### [Your goal]
Among the entries below, find the lines with the word "true" and return them.

### [Records supplied]
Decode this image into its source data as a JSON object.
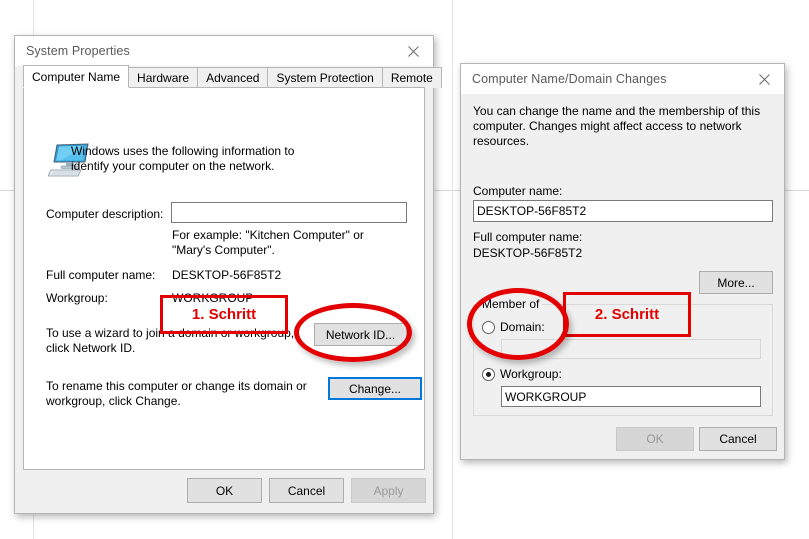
{
  "colors": {
    "annotation_red": "#e30000",
    "focus_blue": "#0078d7",
    "dialog_face": "#f0f0f0",
    "titlebar": "#ffffff"
  },
  "system_properties": {
    "title": "System Properties",
    "close_icon": "close-icon",
    "tabs": [
      {
        "label": "Computer Name",
        "active": true
      },
      {
        "label": "Hardware",
        "active": false
      },
      {
        "label": "Advanced",
        "active": false
      },
      {
        "label": "System Protection",
        "active": false
      },
      {
        "label": "Remote",
        "active": false
      }
    ],
    "intro_text": "Windows uses the following information to identify your computer on the network.",
    "computer_icon": "computer-monitor-icon",
    "computer_description_label": "Computer description:",
    "computer_description_value": "",
    "computer_description_example": "For example: \"Kitchen Computer\" or \"Mary's Computer\".",
    "full_computer_name_label": "Full computer name:",
    "full_computer_name_value": "DESKTOP-56F85T2",
    "workgroup_label": "Workgroup:",
    "workgroup_value": "WORKGROUP",
    "network_id_help": "To use a wizard to join a domain or workgroup, click Network ID.",
    "network_id_button": "Network ID...",
    "change_help": "To rename this computer or change its domain or workgroup, click Change.",
    "change_button": "Change...",
    "ok_button": "OK",
    "cancel_button": "Cancel",
    "apply_button": "Apply",
    "apply_disabled": true
  },
  "domain_changes": {
    "title": "Computer Name/Domain Changes",
    "close_icon": "close-icon",
    "body_text": "You can change the name and the membership of this computer. Changes might affect access to network resources.",
    "computer_name_label": "Computer name:",
    "computer_name_value": "DESKTOP-56F85T2",
    "full_computer_name_label": "Full computer name:",
    "full_computer_name_value": "DESKTOP-56F85T2",
    "more_button": "More...",
    "member_of_legend": "Member of",
    "domain_radio_label": "Domain:",
    "domain_radio_checked": false,
    "domain_value": "",
    "domain_input_disabled": true,
    "workgroup_radio_label": "Workgroup:",
    "workgroup_radio_checked": true,
    "workgroup_value": "WORKGROUP",
    "ok_button": "OK",
    "ok_disabled": true,
    "cancel_button": "Cancel"
  },
  "annotations": {
    "step1_label": "1. Schritt",
    "step2_label": "2. Schritt"
  }
}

### [Result]
        "active": true
    "apply_disabled": true
    "domain_input_disabled": true,
    "workgroup_radio_checked": true,
    "ok_disabled": true,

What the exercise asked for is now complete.